──────── Excerpted data
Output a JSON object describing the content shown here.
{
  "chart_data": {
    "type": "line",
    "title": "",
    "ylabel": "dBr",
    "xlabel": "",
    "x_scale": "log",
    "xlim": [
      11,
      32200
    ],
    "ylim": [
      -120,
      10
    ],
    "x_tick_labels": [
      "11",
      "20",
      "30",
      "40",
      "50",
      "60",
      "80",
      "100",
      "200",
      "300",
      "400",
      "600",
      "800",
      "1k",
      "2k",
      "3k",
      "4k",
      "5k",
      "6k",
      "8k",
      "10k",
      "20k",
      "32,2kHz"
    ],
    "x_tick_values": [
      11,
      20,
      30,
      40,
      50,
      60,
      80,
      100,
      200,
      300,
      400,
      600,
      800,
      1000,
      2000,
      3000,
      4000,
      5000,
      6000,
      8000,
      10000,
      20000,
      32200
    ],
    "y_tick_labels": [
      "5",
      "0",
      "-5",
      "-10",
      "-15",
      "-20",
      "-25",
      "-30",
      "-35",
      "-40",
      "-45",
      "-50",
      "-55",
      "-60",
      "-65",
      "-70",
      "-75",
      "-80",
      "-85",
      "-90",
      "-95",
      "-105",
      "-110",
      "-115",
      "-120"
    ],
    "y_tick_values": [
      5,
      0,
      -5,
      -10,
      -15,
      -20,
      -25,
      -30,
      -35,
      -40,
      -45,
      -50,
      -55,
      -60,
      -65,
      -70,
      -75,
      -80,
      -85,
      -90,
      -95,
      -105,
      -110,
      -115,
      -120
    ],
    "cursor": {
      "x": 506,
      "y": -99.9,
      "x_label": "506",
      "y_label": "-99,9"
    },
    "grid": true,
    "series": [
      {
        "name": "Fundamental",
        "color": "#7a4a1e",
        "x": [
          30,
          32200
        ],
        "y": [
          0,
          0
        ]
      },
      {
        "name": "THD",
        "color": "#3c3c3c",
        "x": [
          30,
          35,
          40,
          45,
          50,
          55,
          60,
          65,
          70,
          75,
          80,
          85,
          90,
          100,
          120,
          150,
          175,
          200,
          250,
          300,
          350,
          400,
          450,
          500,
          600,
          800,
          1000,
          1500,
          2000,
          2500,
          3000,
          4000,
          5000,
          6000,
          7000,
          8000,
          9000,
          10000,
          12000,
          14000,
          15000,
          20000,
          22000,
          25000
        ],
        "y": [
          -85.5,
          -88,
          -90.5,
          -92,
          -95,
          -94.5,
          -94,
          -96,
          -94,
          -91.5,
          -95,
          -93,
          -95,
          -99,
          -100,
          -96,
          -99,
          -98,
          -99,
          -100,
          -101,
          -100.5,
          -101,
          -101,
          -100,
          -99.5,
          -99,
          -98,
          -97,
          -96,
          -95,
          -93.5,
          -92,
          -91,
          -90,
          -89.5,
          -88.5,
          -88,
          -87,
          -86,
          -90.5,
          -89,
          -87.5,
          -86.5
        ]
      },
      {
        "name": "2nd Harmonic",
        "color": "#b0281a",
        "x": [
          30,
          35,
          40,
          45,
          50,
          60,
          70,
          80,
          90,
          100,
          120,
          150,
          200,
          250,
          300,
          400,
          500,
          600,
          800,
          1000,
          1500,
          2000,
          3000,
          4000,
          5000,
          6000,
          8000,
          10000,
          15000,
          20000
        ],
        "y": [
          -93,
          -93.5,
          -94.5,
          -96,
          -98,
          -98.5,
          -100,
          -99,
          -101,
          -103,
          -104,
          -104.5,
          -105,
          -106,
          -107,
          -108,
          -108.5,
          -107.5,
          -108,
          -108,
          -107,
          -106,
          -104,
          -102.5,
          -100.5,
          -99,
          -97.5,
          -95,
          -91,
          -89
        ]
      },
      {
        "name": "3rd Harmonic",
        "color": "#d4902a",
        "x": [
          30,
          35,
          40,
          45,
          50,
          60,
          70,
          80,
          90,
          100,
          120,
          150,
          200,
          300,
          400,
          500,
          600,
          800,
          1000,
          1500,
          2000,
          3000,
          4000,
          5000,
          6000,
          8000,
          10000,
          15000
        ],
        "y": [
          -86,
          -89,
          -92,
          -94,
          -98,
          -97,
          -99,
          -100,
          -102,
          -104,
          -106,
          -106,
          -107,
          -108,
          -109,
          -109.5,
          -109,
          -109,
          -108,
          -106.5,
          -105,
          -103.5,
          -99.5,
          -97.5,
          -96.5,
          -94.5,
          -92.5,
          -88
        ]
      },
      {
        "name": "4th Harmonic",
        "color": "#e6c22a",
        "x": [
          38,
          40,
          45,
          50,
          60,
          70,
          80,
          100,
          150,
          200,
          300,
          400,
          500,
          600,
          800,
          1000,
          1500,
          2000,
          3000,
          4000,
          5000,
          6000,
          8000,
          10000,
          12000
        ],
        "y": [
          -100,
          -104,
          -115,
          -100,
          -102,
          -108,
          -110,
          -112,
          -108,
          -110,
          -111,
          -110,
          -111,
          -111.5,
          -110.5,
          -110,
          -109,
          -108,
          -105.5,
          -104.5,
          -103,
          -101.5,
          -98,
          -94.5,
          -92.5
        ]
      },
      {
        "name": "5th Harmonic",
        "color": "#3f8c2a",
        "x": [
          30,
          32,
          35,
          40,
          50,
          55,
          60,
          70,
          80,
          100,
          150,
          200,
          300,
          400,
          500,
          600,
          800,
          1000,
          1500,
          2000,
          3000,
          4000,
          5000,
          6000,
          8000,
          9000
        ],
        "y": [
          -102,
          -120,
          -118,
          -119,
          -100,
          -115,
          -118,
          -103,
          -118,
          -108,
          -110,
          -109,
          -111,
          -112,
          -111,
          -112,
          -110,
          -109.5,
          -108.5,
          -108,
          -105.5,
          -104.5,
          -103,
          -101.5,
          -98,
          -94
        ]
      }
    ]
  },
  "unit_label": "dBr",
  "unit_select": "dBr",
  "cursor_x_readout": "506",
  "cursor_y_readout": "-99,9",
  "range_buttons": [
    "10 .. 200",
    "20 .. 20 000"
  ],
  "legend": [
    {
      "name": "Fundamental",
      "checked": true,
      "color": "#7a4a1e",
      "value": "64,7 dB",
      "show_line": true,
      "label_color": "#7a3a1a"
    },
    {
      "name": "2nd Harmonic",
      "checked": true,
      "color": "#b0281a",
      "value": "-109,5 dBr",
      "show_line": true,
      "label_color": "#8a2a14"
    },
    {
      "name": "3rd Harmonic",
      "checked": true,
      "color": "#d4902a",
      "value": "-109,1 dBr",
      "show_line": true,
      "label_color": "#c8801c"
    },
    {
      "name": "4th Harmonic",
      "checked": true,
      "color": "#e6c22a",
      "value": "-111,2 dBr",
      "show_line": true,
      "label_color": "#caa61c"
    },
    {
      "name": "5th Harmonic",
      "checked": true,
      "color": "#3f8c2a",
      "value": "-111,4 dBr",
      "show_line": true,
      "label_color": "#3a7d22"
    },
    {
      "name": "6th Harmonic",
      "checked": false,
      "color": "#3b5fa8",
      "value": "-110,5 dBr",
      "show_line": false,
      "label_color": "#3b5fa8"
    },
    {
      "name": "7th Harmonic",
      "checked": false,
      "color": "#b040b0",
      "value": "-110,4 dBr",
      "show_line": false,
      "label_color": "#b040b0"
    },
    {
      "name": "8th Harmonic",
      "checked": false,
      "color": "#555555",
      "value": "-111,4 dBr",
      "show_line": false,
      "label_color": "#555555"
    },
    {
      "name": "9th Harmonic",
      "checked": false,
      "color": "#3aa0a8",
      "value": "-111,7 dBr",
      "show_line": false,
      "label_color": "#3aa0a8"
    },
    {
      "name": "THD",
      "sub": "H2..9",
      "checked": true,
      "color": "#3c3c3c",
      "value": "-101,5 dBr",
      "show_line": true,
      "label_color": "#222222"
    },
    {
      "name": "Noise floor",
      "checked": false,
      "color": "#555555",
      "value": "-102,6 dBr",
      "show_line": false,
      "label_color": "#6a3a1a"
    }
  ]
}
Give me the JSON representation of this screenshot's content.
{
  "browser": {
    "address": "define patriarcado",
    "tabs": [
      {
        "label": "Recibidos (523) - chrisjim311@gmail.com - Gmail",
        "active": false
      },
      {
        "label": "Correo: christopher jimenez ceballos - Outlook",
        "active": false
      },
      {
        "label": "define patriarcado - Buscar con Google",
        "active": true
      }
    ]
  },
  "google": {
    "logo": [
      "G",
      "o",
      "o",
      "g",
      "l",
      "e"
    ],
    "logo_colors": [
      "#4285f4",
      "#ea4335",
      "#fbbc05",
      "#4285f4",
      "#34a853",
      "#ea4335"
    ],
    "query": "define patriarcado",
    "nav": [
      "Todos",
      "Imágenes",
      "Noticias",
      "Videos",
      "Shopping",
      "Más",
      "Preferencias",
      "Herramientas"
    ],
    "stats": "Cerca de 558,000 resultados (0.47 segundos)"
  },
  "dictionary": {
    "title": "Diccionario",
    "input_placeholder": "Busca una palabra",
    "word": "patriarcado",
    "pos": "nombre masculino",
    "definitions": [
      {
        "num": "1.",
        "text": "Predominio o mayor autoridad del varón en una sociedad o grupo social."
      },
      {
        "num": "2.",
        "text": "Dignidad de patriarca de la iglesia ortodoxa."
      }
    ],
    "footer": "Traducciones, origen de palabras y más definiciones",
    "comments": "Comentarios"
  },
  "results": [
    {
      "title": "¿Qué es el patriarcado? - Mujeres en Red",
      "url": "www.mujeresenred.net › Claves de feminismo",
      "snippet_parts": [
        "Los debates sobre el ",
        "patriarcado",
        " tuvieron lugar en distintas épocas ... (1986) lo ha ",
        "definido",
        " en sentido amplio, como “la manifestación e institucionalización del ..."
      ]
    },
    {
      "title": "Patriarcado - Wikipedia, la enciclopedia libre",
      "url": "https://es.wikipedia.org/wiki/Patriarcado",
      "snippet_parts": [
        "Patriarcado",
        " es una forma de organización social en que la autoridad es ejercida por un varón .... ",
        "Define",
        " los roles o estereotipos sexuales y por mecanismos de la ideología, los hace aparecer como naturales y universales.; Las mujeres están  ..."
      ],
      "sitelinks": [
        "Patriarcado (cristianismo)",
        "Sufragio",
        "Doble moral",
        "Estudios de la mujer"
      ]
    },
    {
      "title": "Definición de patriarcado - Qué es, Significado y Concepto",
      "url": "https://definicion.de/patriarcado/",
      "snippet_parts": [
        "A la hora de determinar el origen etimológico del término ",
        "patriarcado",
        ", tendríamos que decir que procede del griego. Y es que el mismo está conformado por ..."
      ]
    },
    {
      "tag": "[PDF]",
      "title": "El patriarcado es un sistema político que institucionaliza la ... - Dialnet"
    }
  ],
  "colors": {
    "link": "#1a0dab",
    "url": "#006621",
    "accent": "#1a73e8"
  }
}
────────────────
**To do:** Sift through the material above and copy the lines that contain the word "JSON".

**Solution below:**
Output a JSON object describing the content shown here.
Give me the JSON representation of this screenshot's content.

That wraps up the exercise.